Madrid Open blue courts 2012
Madrid Open blue courts 2012© Getty Images Sport - Mike Hewitt

But Tiriac's experiment went pretty much horribly wrong as Madrid's blue clay courts were drawing immense criticism and backlash throughout. Rafael Nadal and Novak Djokovic were among the loudest critics, with both threatening they would not return to the tournament in 2013 if the surface was not reverted to traditional red clay. 

A month after the 2012 Madrid Masters concluded, the ATP announced blue clay courts would not be allowed in 2013. Since then, there haven't been any attempts to try with a blue clay court again.

"Has enough time passed to allow me to say that I personally think the blue clay tennis courts looked far better than the red clay tennis courts and I would fully welcome an attempt to bring it back?" Scott Barclay wrote on X.

Responding to the post, Kasatkina wrote: "Only after you try to play on it."

Kasatkina agrees blue clay courts should not be used again

Kasatkina, who is now 26 years old, didn't play in Madrid during the blue clay courts tournament edition. But the criticism and backlash from players was so strong that year that it doesn't need much for one to understand that it was extremely difficult and tricky for the majority of players to play on blue clay courts. 

Nadal - widely considered the greatest clay-court player in tennis history - had a very hard time adapting to blue clay courts. That year, Nadal won his opening match before getting bounced by Fernando Verdasco in the 2012 Madrid round-of-16.

“It’s impossible to move,” Nadal said when the 2012 Madrid edition started.

“I cannot find the words to describe this court. It’s really tough to play like this on a center court. We need serious discussion about the future of this blue clay.

“We cannot change anything this year, but my first impressions are not good. I don’t want to be the one complaining, but I say honestly what I feel.”

Rafael Nadal
Rafael Nadal© Getty Images Sport - Jasper Juinen

After suffering a shock loss to Verdasco, Nadal fired a warning to the ATP and Madrid Masters. 

"If things continue like this, it will be very sad. Next year this will be one less event for my calendar," Nadal said.

Djokovic, Roger Federer & Serena Williams on Madrid's blue clay courts

Just like Nadal, Djokovic also lost in Madrid that year earlier than expected. After overcoming Daniel Gimeno-Traver and Stan Wawrinka in two tight contests, Djokovic's 2012 Madrid run ended with a 6-7 (2) 3-6 quarterfinal loss to Janko Tipsarevic.

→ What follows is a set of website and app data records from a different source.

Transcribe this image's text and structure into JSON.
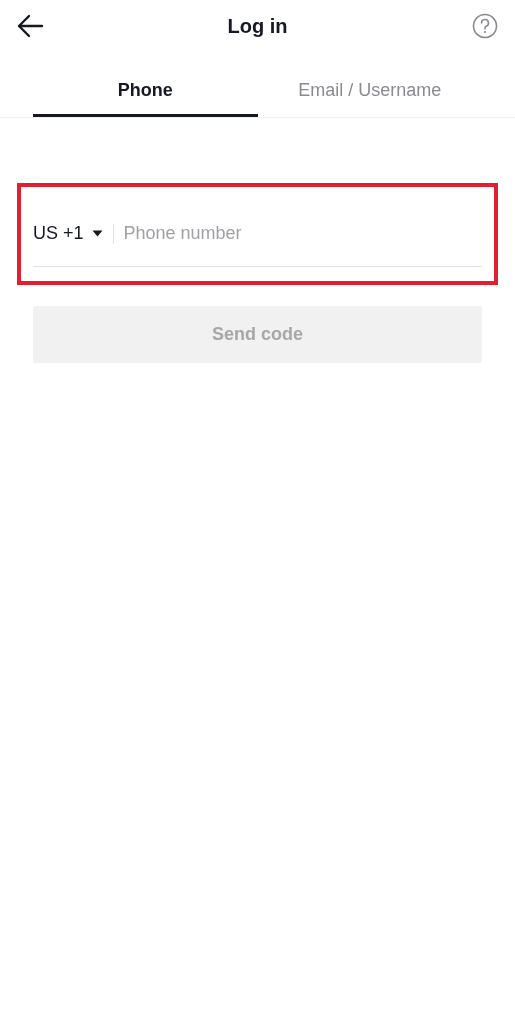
{
  "header": {
    "title": "Log in"
  },
  "tabs": [
    {
      "label": "Phone",
      "selected": true
    },
    {
      "label": "Email / Username",
      "selected": false
    }
  ],
  "phone_form": {
    "highlighted": true,
    "country_code": "US +1",
    "placeholder": "Phone number"
  },
  "send_button": {
    "label": "Send code",
    "disabled": true
  }
}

"They are claiming that the court is exactly the same as red clay, which is not true because there is a big difference," Djokovic said at the time. 

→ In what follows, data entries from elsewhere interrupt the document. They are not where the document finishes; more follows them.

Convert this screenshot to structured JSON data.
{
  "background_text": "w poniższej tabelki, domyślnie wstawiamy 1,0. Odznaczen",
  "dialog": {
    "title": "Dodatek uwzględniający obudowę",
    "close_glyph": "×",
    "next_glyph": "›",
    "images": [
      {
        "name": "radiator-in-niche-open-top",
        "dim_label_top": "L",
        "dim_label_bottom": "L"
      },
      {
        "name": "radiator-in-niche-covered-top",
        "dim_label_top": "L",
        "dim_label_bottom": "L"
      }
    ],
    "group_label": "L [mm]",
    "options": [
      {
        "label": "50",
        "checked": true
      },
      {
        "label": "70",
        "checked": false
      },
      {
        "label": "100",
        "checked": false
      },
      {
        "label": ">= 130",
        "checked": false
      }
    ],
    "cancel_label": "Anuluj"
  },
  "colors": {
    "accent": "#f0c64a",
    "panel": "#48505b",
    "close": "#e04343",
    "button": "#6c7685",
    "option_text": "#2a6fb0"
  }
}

"You are tripping, slipping all the time, sliding. The winner will be the one who doesn't get hurt by the end of the week." 

Novak Djokovic
Novak Djokovic© Getty Images Sport - Jasper Juinen

After his exit, Djokovic also threatened to skip Madrid in 2013 if the blue clay courts returned. 

Meanwhile, Federer - who won his third Madrid title that year after beating Milos Raonic in the final 3-6 7-5 7-5 - acknowledged the courts were "slippy" but wasn't criticizing it anywhere as near as Nadal and Djokovic did. 

"It is slippy, there's no doubt about that but that has been the case here for a few years. They haven't yet found the perfect balance. Our job each day is to adapt to the conditions that we face," Federer said at the time.

Roger Federer
Roger Federer© Getty Images Sport - Jasper Juinen

One player who really loved the blue clay courts was Williams, who won the title that year with only one lost set. When asked that year about players complaining about the courts, Williams shaded some colleagues: "We ladies don’t complain, we just do our best. On the WTA, we are real performers, we are not about going out there and being weenies.”

Serena Williams and Victoria Azarenka
Serena Williams and Victoria Azarenka © Getty Images Sport - Mike Hewitt

In the end, the ATP did react and Madrid's blue clay courts were banned from returning.

“After careful consideration, I have decided that blue clay courts will not be allowed next year. I very much believe in innovation and exploring ways to enhance our sport. While the blue clay may have offered better visibility on television, there were clearly issues with the quality of the courts in Madrid this year …” Executive Chairman and President Brad Drewett announced in 2012 June. 

Daria Kasatkina